__TASK DESCRIPTION__.
Look through the records, and wherever the string "octets" turns up, copy out that line.
*** Opening of DATA SHOWN ***
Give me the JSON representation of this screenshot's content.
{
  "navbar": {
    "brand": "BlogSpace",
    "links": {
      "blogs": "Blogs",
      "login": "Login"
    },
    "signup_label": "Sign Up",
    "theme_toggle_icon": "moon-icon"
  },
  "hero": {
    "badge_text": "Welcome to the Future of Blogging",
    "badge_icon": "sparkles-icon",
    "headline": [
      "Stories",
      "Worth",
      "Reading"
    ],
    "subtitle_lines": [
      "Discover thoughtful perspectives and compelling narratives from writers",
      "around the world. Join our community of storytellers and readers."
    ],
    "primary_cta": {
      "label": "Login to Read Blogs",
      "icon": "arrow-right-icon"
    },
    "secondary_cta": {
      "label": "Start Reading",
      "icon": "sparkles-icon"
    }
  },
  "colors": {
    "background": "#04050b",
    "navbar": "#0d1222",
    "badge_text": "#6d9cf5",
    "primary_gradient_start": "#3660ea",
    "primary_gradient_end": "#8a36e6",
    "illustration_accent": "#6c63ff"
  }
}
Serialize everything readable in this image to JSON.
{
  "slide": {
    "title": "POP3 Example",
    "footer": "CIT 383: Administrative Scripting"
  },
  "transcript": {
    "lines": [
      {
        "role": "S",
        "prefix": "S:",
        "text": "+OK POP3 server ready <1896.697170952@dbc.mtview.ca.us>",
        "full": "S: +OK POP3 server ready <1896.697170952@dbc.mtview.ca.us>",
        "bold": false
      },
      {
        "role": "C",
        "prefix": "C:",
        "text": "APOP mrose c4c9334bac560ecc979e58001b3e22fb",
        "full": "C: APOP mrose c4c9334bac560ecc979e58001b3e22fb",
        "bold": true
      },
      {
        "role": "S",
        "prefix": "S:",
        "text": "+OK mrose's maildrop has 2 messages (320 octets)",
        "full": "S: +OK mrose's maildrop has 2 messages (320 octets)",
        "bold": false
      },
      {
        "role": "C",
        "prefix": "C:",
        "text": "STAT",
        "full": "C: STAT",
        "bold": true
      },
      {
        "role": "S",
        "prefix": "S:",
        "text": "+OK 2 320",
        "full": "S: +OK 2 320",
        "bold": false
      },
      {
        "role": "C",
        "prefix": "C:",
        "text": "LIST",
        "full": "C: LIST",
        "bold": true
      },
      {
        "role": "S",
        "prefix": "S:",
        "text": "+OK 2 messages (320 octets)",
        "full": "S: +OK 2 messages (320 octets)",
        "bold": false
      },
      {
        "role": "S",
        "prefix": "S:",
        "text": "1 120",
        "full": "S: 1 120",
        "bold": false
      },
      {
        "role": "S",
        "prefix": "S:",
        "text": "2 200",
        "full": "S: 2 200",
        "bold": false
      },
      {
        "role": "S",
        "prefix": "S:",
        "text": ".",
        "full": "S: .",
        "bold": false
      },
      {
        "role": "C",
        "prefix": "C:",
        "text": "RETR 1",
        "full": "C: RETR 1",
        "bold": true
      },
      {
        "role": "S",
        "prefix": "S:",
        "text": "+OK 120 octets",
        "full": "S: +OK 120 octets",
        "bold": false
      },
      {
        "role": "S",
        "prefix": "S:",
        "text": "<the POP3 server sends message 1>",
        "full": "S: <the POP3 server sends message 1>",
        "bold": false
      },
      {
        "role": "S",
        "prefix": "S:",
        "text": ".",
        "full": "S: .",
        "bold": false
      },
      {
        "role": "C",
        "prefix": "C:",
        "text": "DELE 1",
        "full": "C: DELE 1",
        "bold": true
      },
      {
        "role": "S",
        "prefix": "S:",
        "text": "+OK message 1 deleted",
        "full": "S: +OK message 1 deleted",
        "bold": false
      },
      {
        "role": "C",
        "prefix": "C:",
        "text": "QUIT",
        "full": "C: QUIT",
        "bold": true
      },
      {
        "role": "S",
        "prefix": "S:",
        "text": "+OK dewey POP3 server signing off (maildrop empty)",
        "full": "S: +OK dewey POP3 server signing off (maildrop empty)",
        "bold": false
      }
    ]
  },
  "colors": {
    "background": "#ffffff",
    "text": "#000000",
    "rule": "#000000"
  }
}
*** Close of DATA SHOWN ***
__ANSWER BELOW__.
        "text": "+OK mrose's maildrop has 2 messages (320 octets)",
        "full": "S: +OK mrose's maildrop has 2 messages (320 octets)",
        "text": "+OK 2 messages (320 octets)",
        "full": "S: +OK 2 messages (320 octets)",
        "text": "+OK 120 octets",
        "full": "S: +OK 120 octets",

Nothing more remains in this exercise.